Since preventative measures are so important for falls, the CDC has created the Stopping Elderly Accidents, Deaths, and Injuries (STEADI) initiative. The aim of the program is to make fall prevention routine among healthcare providers. STEADI is based on clinical guidelines and offers resources for caregivers, patients, and healthcare workers alike. For example, the CDC suggests healthcare providers begin with three simple steps that can be added to any office visit:
- Ask the patient if they have fallen in the past year, feel unsteady, or worry about falling
- Review medications and consider stopping, switching, or adjusting dosages of those known to increase fall risk
- Recommend vitamin D supplements
For older adults themselves, the following are some of the fall prevention strategies the CDC suggests:
- Talk to your healthcare provider about fall prevention and tell them if you have experienced a recent fall (about 50% of those who fall don’t tell their doctor)
- Talk to your doctor or pharmacist about medications that may make you more likely to fall

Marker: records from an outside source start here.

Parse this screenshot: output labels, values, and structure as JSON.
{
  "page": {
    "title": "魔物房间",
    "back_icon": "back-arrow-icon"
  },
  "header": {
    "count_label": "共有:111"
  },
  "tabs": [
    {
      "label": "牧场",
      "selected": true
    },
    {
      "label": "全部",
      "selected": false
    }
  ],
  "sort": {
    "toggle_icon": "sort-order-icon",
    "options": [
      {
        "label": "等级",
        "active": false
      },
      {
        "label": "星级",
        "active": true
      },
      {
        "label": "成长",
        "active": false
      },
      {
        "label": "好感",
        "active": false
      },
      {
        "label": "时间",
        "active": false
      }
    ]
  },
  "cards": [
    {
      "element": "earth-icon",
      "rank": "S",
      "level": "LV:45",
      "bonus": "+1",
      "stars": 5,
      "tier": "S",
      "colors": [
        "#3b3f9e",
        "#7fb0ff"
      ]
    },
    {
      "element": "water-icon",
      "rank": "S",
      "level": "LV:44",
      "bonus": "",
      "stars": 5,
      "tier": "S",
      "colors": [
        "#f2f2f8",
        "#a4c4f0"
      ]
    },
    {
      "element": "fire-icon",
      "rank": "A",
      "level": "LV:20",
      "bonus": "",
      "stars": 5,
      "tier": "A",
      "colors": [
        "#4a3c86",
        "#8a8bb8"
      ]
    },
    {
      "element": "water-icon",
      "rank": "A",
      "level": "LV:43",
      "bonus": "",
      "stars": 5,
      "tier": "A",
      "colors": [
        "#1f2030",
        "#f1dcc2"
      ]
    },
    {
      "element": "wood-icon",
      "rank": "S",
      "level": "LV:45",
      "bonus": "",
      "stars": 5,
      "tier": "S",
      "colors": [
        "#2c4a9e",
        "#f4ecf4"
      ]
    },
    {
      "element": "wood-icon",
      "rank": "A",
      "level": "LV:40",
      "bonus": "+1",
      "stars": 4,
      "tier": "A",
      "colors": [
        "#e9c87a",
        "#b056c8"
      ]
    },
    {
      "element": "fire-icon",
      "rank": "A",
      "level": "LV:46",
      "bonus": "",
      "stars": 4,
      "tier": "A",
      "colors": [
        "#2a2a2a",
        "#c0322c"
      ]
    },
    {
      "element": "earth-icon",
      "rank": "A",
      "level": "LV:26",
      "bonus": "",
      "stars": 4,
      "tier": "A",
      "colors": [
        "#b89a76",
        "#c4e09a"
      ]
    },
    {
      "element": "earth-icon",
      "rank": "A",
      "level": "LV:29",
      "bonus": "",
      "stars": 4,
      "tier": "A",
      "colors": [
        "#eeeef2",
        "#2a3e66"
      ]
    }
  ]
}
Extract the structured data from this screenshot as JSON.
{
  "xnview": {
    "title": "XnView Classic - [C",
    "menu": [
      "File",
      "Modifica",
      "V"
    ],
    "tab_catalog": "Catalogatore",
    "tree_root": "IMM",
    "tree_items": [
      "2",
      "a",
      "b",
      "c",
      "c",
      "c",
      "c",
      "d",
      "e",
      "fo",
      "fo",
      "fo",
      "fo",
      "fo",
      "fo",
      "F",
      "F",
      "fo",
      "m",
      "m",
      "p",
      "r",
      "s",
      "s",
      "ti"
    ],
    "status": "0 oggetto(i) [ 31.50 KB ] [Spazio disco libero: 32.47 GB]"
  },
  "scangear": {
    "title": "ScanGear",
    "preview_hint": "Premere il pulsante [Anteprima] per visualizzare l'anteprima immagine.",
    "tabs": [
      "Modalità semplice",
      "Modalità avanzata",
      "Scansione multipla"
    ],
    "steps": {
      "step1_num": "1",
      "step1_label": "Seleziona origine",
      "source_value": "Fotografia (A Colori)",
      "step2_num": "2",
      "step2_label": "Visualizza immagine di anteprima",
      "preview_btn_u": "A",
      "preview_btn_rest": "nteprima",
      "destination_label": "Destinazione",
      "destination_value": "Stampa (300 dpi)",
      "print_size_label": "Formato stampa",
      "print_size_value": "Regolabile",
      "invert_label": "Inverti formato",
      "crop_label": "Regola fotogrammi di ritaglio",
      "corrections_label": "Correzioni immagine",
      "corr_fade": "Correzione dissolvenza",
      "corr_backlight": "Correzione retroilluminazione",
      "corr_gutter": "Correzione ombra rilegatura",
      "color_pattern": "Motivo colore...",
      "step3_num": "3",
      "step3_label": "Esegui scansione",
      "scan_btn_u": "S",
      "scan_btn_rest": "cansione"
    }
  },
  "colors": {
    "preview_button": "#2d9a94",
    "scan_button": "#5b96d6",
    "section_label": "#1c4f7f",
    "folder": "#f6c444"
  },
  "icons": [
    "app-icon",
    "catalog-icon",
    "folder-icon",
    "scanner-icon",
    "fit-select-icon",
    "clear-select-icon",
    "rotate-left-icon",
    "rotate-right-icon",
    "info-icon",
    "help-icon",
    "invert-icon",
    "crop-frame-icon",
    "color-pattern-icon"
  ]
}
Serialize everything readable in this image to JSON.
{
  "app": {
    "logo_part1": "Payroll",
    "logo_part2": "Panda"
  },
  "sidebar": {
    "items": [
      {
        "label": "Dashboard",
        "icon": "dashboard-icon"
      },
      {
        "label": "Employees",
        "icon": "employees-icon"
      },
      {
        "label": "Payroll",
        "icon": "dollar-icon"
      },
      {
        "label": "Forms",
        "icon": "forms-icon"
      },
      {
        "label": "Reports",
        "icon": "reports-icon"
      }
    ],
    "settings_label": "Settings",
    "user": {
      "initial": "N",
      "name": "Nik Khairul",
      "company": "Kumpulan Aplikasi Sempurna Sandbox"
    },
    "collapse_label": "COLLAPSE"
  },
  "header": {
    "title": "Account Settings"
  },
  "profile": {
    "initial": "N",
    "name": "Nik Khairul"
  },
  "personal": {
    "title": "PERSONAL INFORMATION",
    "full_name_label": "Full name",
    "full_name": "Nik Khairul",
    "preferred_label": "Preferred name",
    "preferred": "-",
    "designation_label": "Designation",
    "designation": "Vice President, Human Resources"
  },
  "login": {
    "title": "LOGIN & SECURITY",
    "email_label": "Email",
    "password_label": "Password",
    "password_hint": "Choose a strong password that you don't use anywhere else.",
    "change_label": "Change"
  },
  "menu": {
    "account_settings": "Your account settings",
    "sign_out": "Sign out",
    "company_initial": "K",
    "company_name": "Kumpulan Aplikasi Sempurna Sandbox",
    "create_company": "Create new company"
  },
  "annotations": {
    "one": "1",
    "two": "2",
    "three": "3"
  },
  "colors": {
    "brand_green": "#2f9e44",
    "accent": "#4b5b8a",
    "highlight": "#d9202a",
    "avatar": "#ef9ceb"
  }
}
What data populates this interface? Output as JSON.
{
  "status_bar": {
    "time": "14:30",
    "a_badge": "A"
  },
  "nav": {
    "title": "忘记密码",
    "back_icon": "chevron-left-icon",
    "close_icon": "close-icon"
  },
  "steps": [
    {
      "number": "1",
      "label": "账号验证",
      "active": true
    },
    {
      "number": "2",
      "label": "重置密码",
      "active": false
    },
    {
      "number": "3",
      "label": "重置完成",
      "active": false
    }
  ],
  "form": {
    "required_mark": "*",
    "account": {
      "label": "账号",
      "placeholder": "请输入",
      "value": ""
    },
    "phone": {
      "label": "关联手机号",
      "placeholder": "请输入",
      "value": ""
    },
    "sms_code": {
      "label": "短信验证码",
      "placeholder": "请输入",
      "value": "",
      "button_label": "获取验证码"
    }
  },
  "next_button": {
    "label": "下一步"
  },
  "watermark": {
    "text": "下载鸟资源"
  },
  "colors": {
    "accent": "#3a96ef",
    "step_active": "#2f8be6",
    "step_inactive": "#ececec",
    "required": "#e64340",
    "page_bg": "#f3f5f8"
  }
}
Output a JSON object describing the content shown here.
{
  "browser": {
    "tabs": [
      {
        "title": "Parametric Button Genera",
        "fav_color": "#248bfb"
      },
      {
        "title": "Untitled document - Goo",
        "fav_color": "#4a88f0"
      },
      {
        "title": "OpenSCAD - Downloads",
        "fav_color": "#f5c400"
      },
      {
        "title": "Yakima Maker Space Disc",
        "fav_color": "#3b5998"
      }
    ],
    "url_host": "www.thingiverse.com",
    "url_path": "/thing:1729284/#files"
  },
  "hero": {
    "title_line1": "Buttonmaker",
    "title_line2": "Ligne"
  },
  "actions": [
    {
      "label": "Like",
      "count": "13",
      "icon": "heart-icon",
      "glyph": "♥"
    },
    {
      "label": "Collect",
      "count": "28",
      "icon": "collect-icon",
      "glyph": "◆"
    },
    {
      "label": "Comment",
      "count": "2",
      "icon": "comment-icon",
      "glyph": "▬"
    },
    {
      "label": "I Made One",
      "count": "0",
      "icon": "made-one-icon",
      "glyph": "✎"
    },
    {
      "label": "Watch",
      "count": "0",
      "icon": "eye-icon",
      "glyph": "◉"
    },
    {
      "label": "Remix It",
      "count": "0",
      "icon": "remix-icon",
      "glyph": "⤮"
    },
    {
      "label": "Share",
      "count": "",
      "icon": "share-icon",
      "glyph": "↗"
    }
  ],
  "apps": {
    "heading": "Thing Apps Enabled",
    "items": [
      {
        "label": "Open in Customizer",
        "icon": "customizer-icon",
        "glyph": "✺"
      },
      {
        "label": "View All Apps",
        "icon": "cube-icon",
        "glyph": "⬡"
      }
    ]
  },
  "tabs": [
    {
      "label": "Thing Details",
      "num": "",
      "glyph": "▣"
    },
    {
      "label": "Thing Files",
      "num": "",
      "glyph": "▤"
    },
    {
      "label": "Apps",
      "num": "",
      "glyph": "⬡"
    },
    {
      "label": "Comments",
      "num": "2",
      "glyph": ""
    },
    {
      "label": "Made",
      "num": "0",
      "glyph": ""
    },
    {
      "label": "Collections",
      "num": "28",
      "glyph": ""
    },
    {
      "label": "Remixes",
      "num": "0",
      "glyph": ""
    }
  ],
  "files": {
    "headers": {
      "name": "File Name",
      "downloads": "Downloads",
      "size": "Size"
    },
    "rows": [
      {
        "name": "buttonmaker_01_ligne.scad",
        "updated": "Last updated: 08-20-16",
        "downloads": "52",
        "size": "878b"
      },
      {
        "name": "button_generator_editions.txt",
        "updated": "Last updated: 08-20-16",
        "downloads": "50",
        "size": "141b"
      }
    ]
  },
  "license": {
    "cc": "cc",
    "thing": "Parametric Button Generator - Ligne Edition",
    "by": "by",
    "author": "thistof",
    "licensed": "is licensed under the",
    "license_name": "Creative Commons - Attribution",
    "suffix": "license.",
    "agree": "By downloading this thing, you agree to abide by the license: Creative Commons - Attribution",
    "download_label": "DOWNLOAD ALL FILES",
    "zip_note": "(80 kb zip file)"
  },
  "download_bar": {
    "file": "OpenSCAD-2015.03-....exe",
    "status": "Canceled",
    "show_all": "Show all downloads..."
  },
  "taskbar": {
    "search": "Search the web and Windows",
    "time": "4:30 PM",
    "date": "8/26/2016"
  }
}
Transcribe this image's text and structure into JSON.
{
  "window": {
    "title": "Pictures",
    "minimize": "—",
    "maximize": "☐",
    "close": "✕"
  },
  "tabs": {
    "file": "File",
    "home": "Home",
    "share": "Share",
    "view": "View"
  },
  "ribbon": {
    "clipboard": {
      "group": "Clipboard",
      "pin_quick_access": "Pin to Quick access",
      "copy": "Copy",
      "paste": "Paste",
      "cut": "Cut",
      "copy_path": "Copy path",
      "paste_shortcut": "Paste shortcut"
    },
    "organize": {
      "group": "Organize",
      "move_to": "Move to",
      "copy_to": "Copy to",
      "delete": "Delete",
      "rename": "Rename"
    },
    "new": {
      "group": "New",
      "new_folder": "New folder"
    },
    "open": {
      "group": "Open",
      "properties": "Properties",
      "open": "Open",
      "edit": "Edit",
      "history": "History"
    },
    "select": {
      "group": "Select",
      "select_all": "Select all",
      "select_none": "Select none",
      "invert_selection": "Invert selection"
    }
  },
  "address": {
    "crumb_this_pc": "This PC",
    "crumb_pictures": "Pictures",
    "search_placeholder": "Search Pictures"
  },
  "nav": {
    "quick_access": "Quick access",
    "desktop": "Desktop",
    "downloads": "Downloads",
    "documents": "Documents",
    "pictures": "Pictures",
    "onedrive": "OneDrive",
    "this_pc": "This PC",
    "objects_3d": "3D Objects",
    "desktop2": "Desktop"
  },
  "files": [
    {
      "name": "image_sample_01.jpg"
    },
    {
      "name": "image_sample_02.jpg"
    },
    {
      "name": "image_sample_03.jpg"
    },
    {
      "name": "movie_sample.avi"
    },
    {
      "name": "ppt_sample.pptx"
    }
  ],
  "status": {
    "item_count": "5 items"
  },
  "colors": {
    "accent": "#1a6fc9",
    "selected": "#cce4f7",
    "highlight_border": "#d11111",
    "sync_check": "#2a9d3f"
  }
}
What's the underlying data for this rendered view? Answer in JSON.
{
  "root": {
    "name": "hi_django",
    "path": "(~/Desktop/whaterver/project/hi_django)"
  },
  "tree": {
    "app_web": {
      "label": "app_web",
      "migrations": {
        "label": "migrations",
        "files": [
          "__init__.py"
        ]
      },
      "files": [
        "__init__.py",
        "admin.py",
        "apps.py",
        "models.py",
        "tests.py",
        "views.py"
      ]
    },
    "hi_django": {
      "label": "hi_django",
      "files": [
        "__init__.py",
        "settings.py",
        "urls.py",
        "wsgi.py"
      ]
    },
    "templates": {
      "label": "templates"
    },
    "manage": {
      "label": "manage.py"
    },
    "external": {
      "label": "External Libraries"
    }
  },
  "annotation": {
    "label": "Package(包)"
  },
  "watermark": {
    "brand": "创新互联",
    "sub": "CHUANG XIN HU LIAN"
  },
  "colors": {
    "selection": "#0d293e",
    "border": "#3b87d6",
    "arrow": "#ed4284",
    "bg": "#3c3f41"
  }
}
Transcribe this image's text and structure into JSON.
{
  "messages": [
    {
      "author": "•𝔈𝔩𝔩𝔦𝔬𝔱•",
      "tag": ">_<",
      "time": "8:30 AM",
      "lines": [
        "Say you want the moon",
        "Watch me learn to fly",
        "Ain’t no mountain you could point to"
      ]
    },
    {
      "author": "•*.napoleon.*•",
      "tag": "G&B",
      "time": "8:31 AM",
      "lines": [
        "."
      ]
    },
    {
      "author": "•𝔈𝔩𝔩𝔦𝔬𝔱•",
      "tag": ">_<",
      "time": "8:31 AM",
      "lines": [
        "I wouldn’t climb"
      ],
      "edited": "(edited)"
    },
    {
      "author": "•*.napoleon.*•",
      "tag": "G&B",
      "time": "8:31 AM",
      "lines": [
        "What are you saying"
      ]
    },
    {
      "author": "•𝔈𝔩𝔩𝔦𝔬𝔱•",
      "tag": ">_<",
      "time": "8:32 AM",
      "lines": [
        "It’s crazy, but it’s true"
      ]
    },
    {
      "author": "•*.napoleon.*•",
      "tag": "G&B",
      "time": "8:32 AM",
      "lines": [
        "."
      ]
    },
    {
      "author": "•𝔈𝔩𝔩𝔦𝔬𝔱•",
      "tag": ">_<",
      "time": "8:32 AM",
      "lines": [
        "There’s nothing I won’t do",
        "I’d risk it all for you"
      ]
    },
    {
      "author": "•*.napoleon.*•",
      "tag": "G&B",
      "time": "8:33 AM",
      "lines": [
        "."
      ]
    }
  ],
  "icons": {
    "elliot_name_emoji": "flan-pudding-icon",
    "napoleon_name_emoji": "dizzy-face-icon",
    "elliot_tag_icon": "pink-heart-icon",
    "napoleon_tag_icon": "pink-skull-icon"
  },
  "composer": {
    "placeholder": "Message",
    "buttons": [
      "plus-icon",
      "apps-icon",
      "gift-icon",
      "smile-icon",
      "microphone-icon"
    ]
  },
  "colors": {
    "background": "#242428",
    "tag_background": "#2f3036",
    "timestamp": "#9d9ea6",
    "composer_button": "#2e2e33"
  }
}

- Have your eyes checked once per year and update eyeglasses as needed
- Participate in evidence-based programs (the CDC suggests Tai Chi) that can improve balance or strengthen legs
- Remove fall hazards within the home
More in-depth information about the STEADI initiative can be found here.
“Falls are a leading cause of injury and death in older Americans,” CDC web site, September 22, 2016; https://www.cdc.gov/media/releases/2016/p0922-older-adult-falls.html, last accessed September 23, 2016.